Dick & Jane – Striking a Jury

IMG_8717By Justin O’Dell

When we last saw Dick and Jane, Dick had been served with a lawsuit for breach of his employment contract, but had prevailed in avoiding an interlocutory injunction shutting down his new company.  We have moved through discussions of the discovery process, mediation/arbitration and are now on to a final trial.

The process of a final jury trial is so complicated that it could consume our discussion for the remainder of the year.  In order to move along, we will discuss the trial process in just two articles.  For this month, we will look at jury selection.  Next month, we will look at the actual trial process and verdict.

Jury selection is a very misunderstood process outside of trial lawyers.  Most non-lawyer members of the public believe that they are “selected” or “picked” for jury service.  In fact, it is quite often the case that in post-trial interviews jurors want to know “Why did you pick me?”.  The reality of the process is that jurors are not “picked” but rather jurors are “struck” and the jury which ultimately tries the case consists of those jurors who remain and are not stricken by either party.

The process begins with a qualification process administered by the Court.  If a jury of 12 (with 1 additional alternate) is to be seated, the Court will generally bring 36 or more eligible jurors into the Courtroom.  The Court will generally confirm that the jurors brought in are eligible to serve (over the age of 18, residents of the County and not been convicted of a felony).  The Court will then confirm that the jurors do not have any personal relationships or connections to the case being tried so as to be impartial or biased.

Once the jurors are confirmed as eligible, the parties to the case begin a process called “voir dire.”  The term is so archaic that lawyers cannot even agree as to how to pronounce it.  In regions outside of the South, “vwah deer” is the prevailing pronunciation.  Much as we do with all such things, Southerners tend to eliminate the European accent and say “vor dire.”  The process is more actually called “Q & A.”

In this process, each lawyer will ask the potential jurors are variety of questions about themselves.  The lawyers can ask questions based on the case, but not ask anything specific about the case or ask the jurors to prejudice the case in any way.  By way of example, in our case involving Dick and his former company, both lawyers would be interested to know which jurors owned businesses and which jurors were employees of businesses.  The lawyers might be inclined to know which jurors had left a company to start up their own business.  Deeper questions might involve asking the jurors to discuss or opine on whether they believe a contract was inflexible and binding or whether concepts of freedom and liberty of employment were more important.  The process walks a fine line in trying to solicit the personal leanings and sentiments of a jury without impermissibly asking them to judge the case at hand.   Most lawyers also have a series of standard, general questions designed to elicit personality types (leader v. follower), understandings of the legal system, prior dealings with Courts and lawyers, etc…  For example, a juror who reveals that he/she is an ardent fan of legal TV shows like Law & Order, CSI and NCIS will often have an unrealistic expectation of evidence and the drama of a real trial.

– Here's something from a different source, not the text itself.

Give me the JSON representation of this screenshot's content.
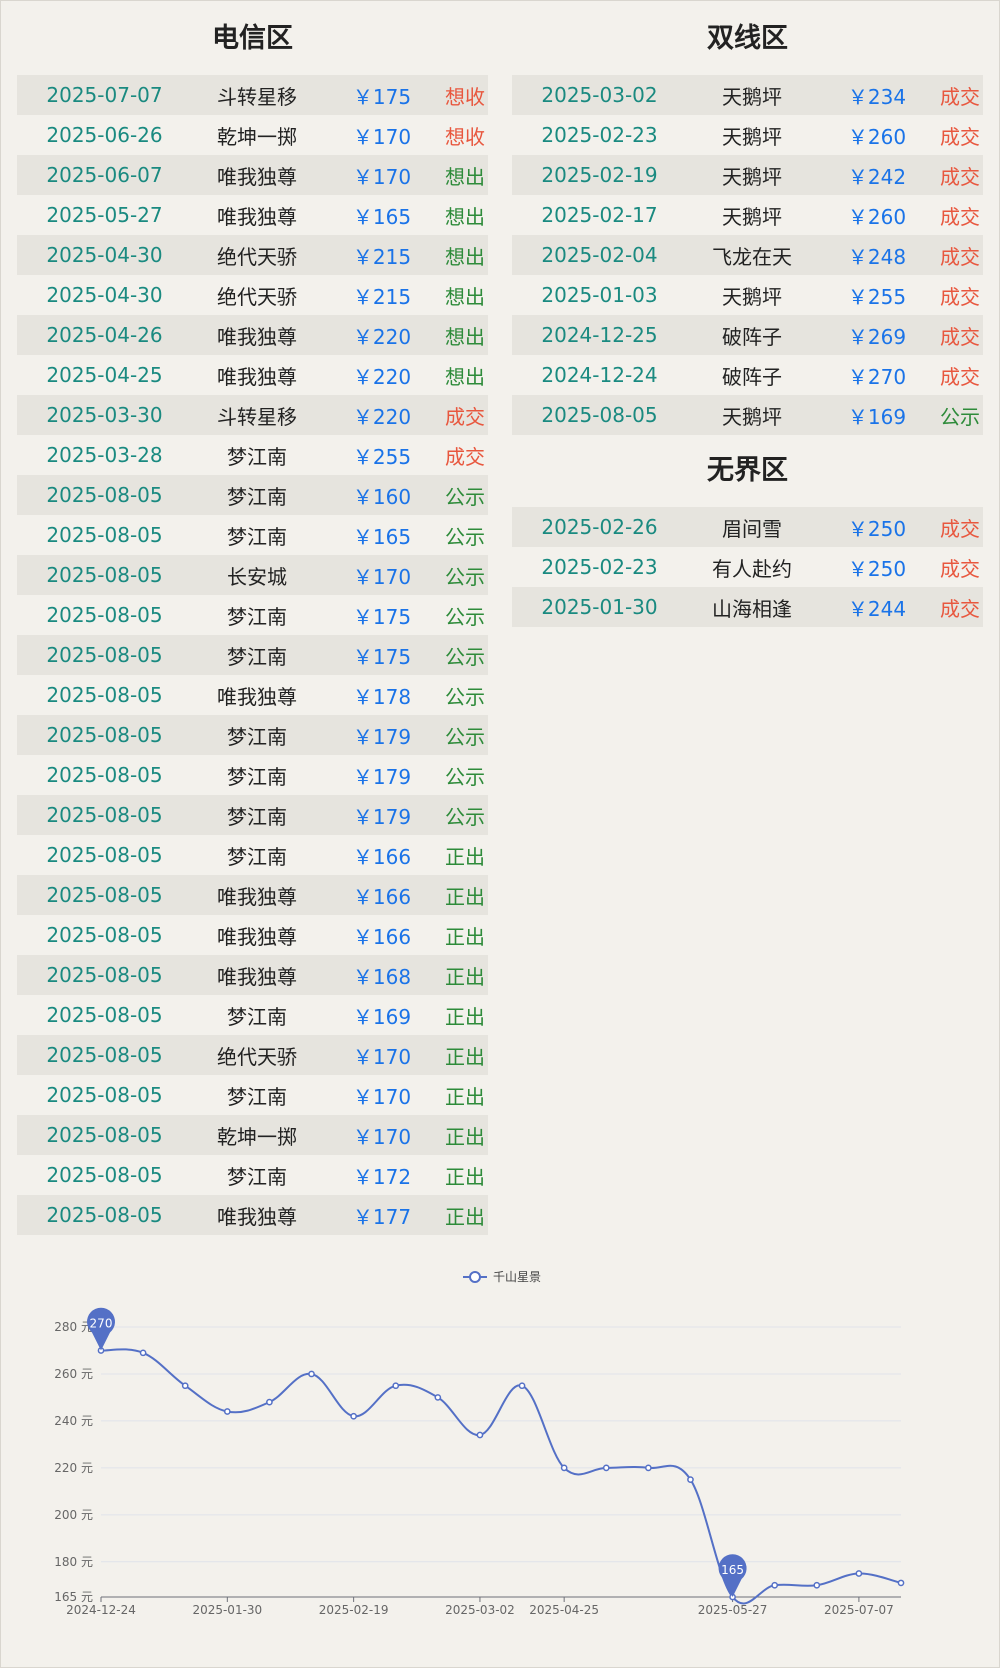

During the Q & A process, both sides of the case take notes and score the jurors for positive and negative attributes related to the case.  When the questioning is complete, both sides have the opportunity to strike or excuse any jurors for cause (meaning the juror is biased, has a personal conflict or something that prohibits them from serving).  Next, a sheet listing all of the jurors is given to the Plaintiff’s attorney.  The sheet lists the first 24 eligible jurors and the next 3 eligible jurors.  From the first 24 names, the Plaintiff “strikes” out one name and passes the sheet to the Defendant.  The Defendant then “strikes” out one name and passes the sheet back.  This continues until each side has stricken out 6 names, leaving 12 remaining.  Each side uses their strikes to remove the jurors they believe to be the most harmful to their case.  Jurors cannot be stricken for reasons related to gender, race or age and if a party believes such behavior has occurred, the party can challenge the other party to provide a non-prohibited basis for the strike.  There is incredible strategy in the order in which jurors are stricken.  Often times a party will hold off on striking a potentially negative juror to see if the other party will strike that juror first.  This gives the first party the ability to strike another juror.

After the first 12 strikes, the 12 individuals remaining will constitute the trial jury.  From the next 3 eligible jurors, each side strikes 1 name and leaves the remaining person to serve as the alternate juror.  In high profile cases or cases which will last an extended period of time, a Judge might require that 2 or 3 alternates be selected.  The alternate juror sits through the entire proceeding not knowing that they are the alternate.  If at any time a member of the 12 is excused for behavior, illness, emergency, bias or any other reason, the alternate is moved onto the formal jury.  If the trial ends without using an alternate, then the alternate is excused and does not take part in deliberations.

As you can see, a jury is not “selected” but rather “eliminated” which is the basis for the phrase “striking a jury.”  Quite often, the jury seated is made up of individuals who answered few, if any, questions during the voir dire process.  By largely remaining silent, these jurors gave very little information from which one side or the other could make a negative association.

In other words, if you want to increase your chances of NOT being on a jury, speak up early and often during “voir dire.”